Beckett’s prose work displays a similarly obsessive repetition, with facsimiles of phrases and characters recurring as the author circled around themes of human loneliness and isolation. S.E. Gontarski describes Beckett body of work as a process of distillation through which “novels were often reduced to stories, stories pared to fragments, first abandoned then unabandoned and ‘completed’ through the act of publication.”
When Lindsay first paired the two artists in 1972, Beckett suggested that they work with the text of Waiting for Godot. Johns rejected the idea, preferring to work with unpublished (i.e. uncompleted) material (we can imagine Beckett’s words fizzling in that unbridgeable gulf in one of the few photos of the pair). Instead, Beckett sent Johns collection of eight prose poems that were eventually published on their own 1976, the same year Petersburg Press produced 250 limited edition copies of Foirades/Fizzles. So much for using exclusive, unpublished work.

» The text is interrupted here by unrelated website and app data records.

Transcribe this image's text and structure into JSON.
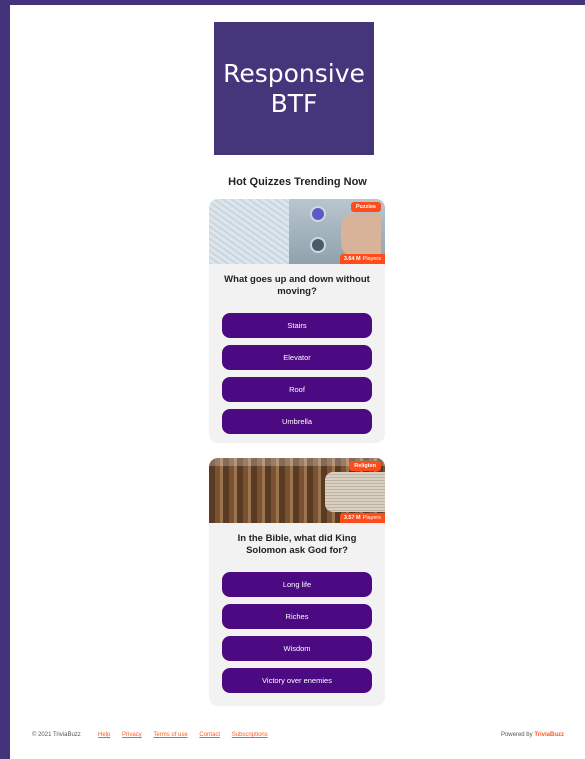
{
  "ad": {
    "line1": "Responsive",
    "line2": "BTF"
  },
  "section_title": "Hot Quizzes Trending Now",
  "quizzes": [
    {
      "category": "Puzzles",
      "players_count": "3.64 M",
      "players_label": "Players",
      "question": "What goes up and down without moving?",
      "answers": [
        "Stairs",
        "Elevator",
        "Roof",
        "Umbrella"
      ]
    },
    {
      "category": "Religion",
      "players_count": "3.57 M",
      "players_label": "Players",
      "question": "In the Bible, what did King Solomon ask God for?",
      "answers": [
        "Long life",
        "Riches",
        "Wisdom",
        "Victory over enemies"
      ]
    }
  ],
  "footer": {
    "copyright": "© 2021 TriviaBuzz",
    "links": [
      "Help",
      "Privacy",
      "Terms of use",
      "Contact",
      "Subscriptions"
    ],
    "powered_by": "Powered by",
    "brand": "TriviaBuzz"
  },
  "colors": {
    "background": "#43337a",
    "ad_bg": "#45357b",
    "answer_button": "#4b0a82",
    "accent": "#ff4c1a"
  }
}
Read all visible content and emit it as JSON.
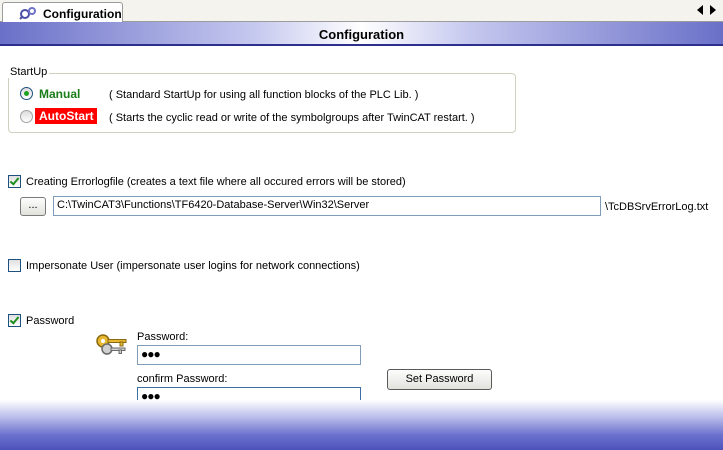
{
  "tab": {
    "label": "Configuration",
    "icon": "gear-icon"
  },
  "header": {
    "title": "Configuration"
  },
  "startup": {
    "legend": "StartUp",
    "manual": {
      "label": "Manual",
      "description": "( Standard StartUp for using all function blocks of the PLC Lib. )",
      "selected": true
    },
    "autostart": {
      "label": "AutoStart",
      "description": "( Starts the cyclic read or write of the symbolgroups after TwinCAT restart. )",
      "selected": false
    }
  },
  "errorlog": {
    "checked": true,
    "label": "Creating Errorlogfile (creates a text file where all occured errors will be stored)",
    "browse_label": "...",
    "path_value": "C:\\TwinCAT3\\Functions\\TF6420-Database-Server\\Win32\\Server",
    "path_suffix": "\\TcDBSrvErrorLog.txt"
  },
  "impersonate": {
    "checked": false,
    "label": "Impersonate User (impersonate user logins for network connections)"
  },
  "password": {
    "checked": true,
    "label": "Password",
    "password_label": "Password:",
    "password_value": "●●●",
    "confirm_label": "confirm Password:",
    "confirm_value": "●●●",
    "set_button_label": "Set Password"
  },
  "colors": {
    "manual_text": "#1a7d1a",
    "autostart_bg": "#ff0000",
    "header_accent": "#2c2f8c"
  }
}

Johns selected five of Beckett’s eight fizzles, and then turned to a previous creation of his own. Untitled (1972) is a 6 foot tall panorama of four discrete panels—one of a crosshatching motif that appears in much of Johns’ repertoire, two with flagstone imagery, and a fourth with plaster casts of human body parts mounted on wooden slats and affixed to the canvas. For the Petersburg book, Johns created a series of etchings that refract and rearrange the elements of Untitled (1972): variations on the crosshatchings, obsessively re-printed flagstones, and the body parts of the fourth panel rendered with different textures, contrasts, and scales. To introduce each fizzle, Johns also created stencils of the numbers one through five, a motif that he had been reshaping in paintings and prints for the past 10 years.
Scholars have devoted reams of paper to naming the precise logic that guided Johns in his obsessive duplication of the images in Foirades/Fizzles. “Above all,” says Richard Field, “Johns wished to demonstrate that the four panels [of Untitled (1972)] were not a totally arbitrary assemblage.” As if somehow, by creating variations on these motifs and by pairing them with further discontinuous texts, the reader might be able to invent the pathways that traverse the gulf between the four discrete panels. But whatever hope of clear insight we may have, the book refuses to supply the satisfying synthesis. As Rothfuss notes, when we linger too long amidst the handmade pages of Foirades/Fizzles, “we are left with a vague sense of something amiss.”
The three slideshows in the blog post represent an attempt to trace down the echoes of the fizzled collaboration between Johns and Beckett: the three fizzles omitted from Foirades/Fizzles, paired with other Johns experiments with the imagery from Untitled (1972) and from his settings of numbers. They remind us that the sense of something amiss generated within Foirades/Fizzles also reverberates outwards, recycled again and again in image and text. Or, as one of the fizzles describes:
"Then the echo is heard, as loud at first as the sound that woke it and repeated sometimes a good score of times, each time a little weaker, no, sometimes louder than the time before, till finally it dies away."